DATA FOR REVIEW:

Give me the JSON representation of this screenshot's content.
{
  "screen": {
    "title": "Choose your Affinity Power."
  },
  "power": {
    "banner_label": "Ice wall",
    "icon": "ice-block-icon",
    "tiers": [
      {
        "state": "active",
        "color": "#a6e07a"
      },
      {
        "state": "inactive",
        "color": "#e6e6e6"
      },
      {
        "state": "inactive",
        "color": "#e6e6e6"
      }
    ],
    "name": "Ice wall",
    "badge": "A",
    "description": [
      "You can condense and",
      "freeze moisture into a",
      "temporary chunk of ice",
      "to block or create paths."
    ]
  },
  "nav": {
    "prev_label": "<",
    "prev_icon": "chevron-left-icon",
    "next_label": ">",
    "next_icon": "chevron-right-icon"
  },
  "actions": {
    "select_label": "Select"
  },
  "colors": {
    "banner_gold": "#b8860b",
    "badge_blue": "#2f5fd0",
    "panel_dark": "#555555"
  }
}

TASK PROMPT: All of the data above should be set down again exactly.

ANSWER BOX:
Give me the JSON representation of this screenshot's content.
{
  "screen": {
    "title": "Choose your Affinity Power."
  },
  "power": {
    "banner_label": "Ice wall",
    "icon": "ice-block-icon",
    "tiers": [
      {
        "state": "active",
        "color": "#a6e07a"
      },
      {
        "state": "inactive",
        "color": "#e6e6e6"
      },
      {
        "state": "inactive",
        "color": "#e6e6e6"
      }
    ],
    "name": "Ice wall",
    "badge": "A",
    "description": [
      "You can condense and",
      "freeze moisture into a",
      "temporary chunk of ice",
      "to block or create paths."
    ]
  },
  "nav": {
    "prev_label": "<",
    "prev_icon": "chevron-left-icon",
    "next_label": ">",
    "next_icon": "chevron-right-icon"
  },
  "actions": {
    "select_label": "Select"
  },
  "colors": {
    "banner_gold": "#b8860b",
    "badge_blue": "#2f5fd0",
    "panel_dark": "#555555"
  }
}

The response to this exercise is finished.